Once the records have been read, set every one down as it stands.

=== Section Start ===

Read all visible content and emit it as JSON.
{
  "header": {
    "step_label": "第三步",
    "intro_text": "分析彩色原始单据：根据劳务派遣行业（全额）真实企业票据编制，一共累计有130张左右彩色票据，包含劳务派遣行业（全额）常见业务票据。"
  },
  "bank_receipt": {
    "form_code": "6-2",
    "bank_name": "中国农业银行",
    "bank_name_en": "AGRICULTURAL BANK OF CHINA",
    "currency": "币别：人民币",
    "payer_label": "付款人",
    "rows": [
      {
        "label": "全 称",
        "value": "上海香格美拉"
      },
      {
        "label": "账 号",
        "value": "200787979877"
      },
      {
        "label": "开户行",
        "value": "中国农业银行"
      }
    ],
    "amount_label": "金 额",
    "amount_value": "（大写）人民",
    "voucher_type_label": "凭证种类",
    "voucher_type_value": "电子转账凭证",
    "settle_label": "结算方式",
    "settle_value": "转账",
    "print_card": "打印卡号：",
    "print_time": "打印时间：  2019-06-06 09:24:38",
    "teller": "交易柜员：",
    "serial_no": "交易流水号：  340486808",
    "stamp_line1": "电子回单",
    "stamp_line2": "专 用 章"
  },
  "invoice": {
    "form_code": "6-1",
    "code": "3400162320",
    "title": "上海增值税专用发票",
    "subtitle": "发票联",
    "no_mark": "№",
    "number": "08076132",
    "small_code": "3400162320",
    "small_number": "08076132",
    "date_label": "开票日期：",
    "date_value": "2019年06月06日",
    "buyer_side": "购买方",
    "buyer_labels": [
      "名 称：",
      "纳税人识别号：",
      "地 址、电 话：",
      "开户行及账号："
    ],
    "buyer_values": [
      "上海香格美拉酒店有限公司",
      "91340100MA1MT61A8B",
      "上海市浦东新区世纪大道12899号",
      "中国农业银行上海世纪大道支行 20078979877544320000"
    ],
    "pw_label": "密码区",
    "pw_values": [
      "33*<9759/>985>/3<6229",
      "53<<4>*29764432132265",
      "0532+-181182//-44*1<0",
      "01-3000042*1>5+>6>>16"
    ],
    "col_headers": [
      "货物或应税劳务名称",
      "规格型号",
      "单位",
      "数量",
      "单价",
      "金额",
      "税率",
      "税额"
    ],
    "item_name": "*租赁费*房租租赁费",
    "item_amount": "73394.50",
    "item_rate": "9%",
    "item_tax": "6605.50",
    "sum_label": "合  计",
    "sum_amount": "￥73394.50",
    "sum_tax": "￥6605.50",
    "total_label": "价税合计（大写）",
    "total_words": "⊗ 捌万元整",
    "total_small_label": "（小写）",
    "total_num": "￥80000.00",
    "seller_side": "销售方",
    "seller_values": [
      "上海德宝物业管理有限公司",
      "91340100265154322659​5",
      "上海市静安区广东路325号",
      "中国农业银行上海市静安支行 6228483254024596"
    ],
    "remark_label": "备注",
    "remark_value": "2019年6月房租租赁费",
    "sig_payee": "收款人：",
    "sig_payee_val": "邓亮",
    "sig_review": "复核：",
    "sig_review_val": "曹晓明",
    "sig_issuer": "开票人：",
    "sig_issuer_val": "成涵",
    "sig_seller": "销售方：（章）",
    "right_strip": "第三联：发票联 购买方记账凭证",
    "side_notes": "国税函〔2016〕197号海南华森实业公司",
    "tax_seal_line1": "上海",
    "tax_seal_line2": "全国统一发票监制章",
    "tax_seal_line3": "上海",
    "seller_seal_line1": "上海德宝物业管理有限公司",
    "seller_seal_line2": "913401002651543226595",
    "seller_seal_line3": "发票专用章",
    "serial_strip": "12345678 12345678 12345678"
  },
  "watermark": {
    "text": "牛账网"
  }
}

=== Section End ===

_Output below_.
Read all visible content and emit it as JSON.
{
  "header": {
    "step_label": "第三步",
    "intro_text": "分析彩色原始单据：根据劳务派遣行业（全额）真实企业票据编制，一共累计有130张左右彩色票据，包含劳务派遣行业（全额）常见业务票据。"
  },
  "bank_receipt": {
    "form_code": "6-2",
    "bank_name": "中国农业银行",
    "bank_name_en": "AGRICULTURAL BANK OF CHINA",
    "currency": "币别：人民币",
    "payer_label": "付款人",
    "rows": [
      {
        "label": "全 称",
        "value": "上海香格美拉"
      },
      {
        "label": "账 号",
        "value": "200787979877"
      },
      {
        "label": "开户行",
        "value": "中国农业银行"
      }
    ],
    "amount_label": "金 额",
    "amount_value": "（大写）人民",
    "voucher_type_label": "凭证种类",
    "voucher_type_value": "电子转账凭证",
    "settle_label": "结算方式",
    "settle_value": "转账",
    "print_card": "打印卡号：",
    "print_time": "打印时间：  2019-06-06 09:24:38",
    "teller": "交易柜员：",
    "serial_no": "交易流水号：  340486808",
    "stamp_line1": "电子回单",
    "stamp_line2": "专 用 章"
  },
  "invoice": {
    "form_code": "6-1",
    "code": "3400162320",
    "title": "上海增值税专用发票",
    "subtitle": "发票联",
    "no_mark": "№",
    "number": "08076132",
    "small_code": "3400162320",
    "small_number": "08076132",
    "date_label": "开票日期：",
    "date_value": "2019年06月06日",
    "buyer_side": "购买方",
    "buyer_labels": [
      "名 称：",
      "纳税人识别号：",
      "地 址、电 话：",
      "开户行及账号："
    ],
    "buyer_values": [
      "上海香格美拉酒店有限公司",
      "91340100MA1MT61A8B",
      "上海市浦东新区世纪大道12899号",
      "中国农业银行上海世纪大道支行 20078979877544320000"
    ],
    "pw_label": "密码区",
    "pw_values": [
      "33*<9759/>985>/3<6229",
      "53<<4>*29764432132265",
      "0532+-181182//-44*1<0",
      "01-3000042*1>5+>6>>16"
    ],
    "col_headers": [
      "货物或应税劳务名称",
      "规格型号",
      "单位",
      "数量",
      "单价",
      "金额",
      "税率",
      "税额"
    ],
    "item_name": "*租赁费*房租租赁费",
    "item_amount": "73394.50",
    "item_rate": "9%",
    "item_tax": "6605.50",
    "sum_label": "合  计",
    "sum_amount": "￥73394.50",
    "sum_tax": "￥6605.50",
    "total_label": "价税合计（大写）",
    "total_words": "⊗ 捌万元整",
    "total_small_label": "（小写）",
    "total_num": "￥80000.00",
    "seller_side": "销售方",
    "seller_values": [
      "上海德宝物业管理有限公司",
      "91340100265154322659​5",
      "上海市静安区广东路325号",
      "中国农业银行上海市静安支行 6228483254024596"
    ],
    "remark_label": "备注",
    "remark_value": "2019年6月房租租赁费",
    "sig_payee": "收款人：",
    "sig_payee_val": "邓亮",
    "sig_review": "复核：",
    "sig_review_val": "曹晓明",
    "sig_issuer": "开票人：",
    "sig_issuer_val": "成涵",
    "sig_seller": "销售方：（章）",
    "right_strip": "第三联：发票联 购买方记账凭证",
    "side_notes": "国税函〔2016〕197号海南华森实业公司",
    "tax_seal_line1": "上海",
    "tax_seal_line2": "全国统一发票监制章",
    "tax_seal_line3": "上海",
    "seller_seal_line1": "上海德宝物业管理有限公司",
    "seller_seal_line2": "913401002651543226595",
    "seller_seal_line3": "发票专用章",
    "serial_strip": "12345678 12345678 12345678"
  },
  "watermark": {
    "text": "牛账网"
  }
}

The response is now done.